The Guardian reported yesterday that President Obama is considering clemency for Chelsea Manning, former Army intelligence analyst currently serving 35 years for 2010 leaks. Manning petitioned for clemency in November, asking the President to commute her sentence before leaving office in January, noting that it may be her last chance at clemency for a long time.
The Miami Herald reports that federal prosecutors are considering seeking the death penalty against Fort-Lauderdale Airport shooter Esteban Santiago. But the Herald argues that the death penalty may be unlikely, as federal death penalty cases are rare and the U.S. government very infrequently carries out executions. The decision comes in the wake of a successful federal death penalty prosecution last week against Charleston shooter Dylann Roof.
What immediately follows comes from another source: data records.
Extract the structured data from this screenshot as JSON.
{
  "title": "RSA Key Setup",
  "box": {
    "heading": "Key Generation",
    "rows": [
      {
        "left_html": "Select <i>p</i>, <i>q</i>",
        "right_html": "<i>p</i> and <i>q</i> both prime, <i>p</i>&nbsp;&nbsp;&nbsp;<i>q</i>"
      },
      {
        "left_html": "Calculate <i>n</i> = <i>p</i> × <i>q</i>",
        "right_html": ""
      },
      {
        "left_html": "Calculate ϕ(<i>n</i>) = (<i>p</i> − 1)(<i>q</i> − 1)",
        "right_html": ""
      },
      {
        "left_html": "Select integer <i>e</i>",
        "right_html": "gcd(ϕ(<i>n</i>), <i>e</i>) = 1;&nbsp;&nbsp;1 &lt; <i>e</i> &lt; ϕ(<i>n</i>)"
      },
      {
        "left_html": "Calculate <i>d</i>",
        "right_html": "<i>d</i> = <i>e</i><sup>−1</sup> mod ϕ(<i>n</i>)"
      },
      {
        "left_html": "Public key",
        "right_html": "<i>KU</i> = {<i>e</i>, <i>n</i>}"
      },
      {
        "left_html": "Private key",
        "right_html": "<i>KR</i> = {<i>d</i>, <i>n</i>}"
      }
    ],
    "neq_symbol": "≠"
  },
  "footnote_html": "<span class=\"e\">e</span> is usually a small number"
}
In GITMO news, Carol Rosenberg reports that Judge James Pohl ordered the military to deliver a 2014 letter from 9/11 defendant Khalid Sheik Mohammed to President Obama. On Tuesday, Rosenberg reported that Pohl ordered the government to preserve the CIA’s “Torture Report,” though he didn’t decide whether defense attorneys would have full access to the report.
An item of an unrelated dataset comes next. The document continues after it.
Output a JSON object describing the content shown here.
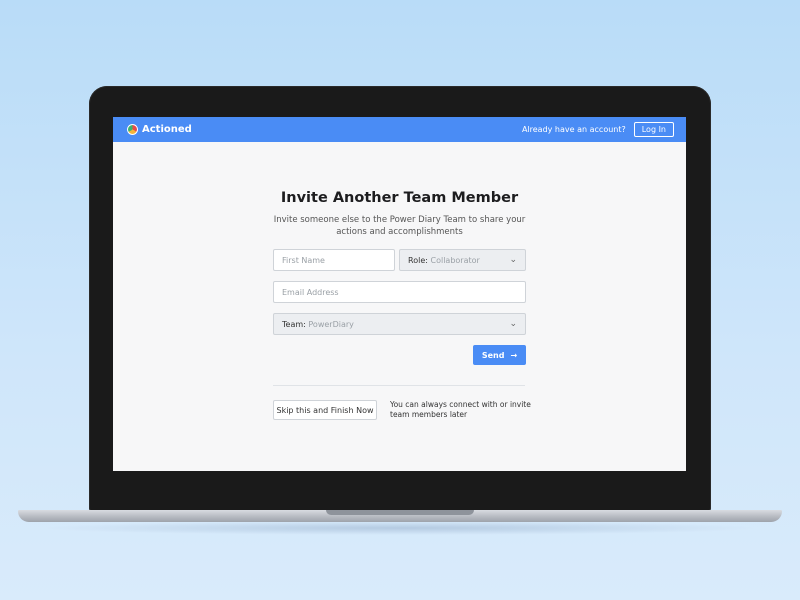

Officials and journalists this week are assessing Syria in the wake of the country’s devastating civil war. At the New York Times, David Lesch and James Gelvin assess post-civil war Syria and ask what exactly Assad has left to govern. Al Jazeera notes that UNESCO officials will arrive in Syria next week to examine heritage sites in the wake of the civil war. Activists have asked the UN to acknowledge Russian and Iranian war crimes in Syria, reports Reuters. Meanwhile, the BBC reports new civilian casualties in airstrikes near Aleppo today.
Carol Morello of the Washington Post writes that the Iran nuclear deal may not survive a Trump Administration. Morello reports that experts believe undoing the deal would be highly unpopular with American allies who helped negotiate the agreement, and that the deal’s collapse may come instead through the new Administration seizing on minor violations of the deal. Meanwhile, Reuters reports that Iran received the first western plane, an Airbus A321, ordered since the U.S. lifted sanctions as part of the deal.
ICYMI: Yesterday, on Lawfare
Stewart Baker posted the latest Steptoe Cyberlaw Podcast: “What Donald Trump and ‘Occupy Wall Street’ Have in Common.”
Helen Murillo reported on Monday’s military commission hearing in the case of alleged al-Qaeda commander Abd al Hadi al Iraqi.
Susan Hennessey and Benjamin Wittes renewed their call for the Obama Administration to pardon Chelsea Manning.
Email the Roundup Team noteworthy law and security-related articles to include, and follow us on Twitter and Facebook for additional commentary on these issues. Sign up to receive Lawfare in your inbox. Visit our Events Calendar to learn about upcoming national security events, and check out relevant job openings on our Job Board.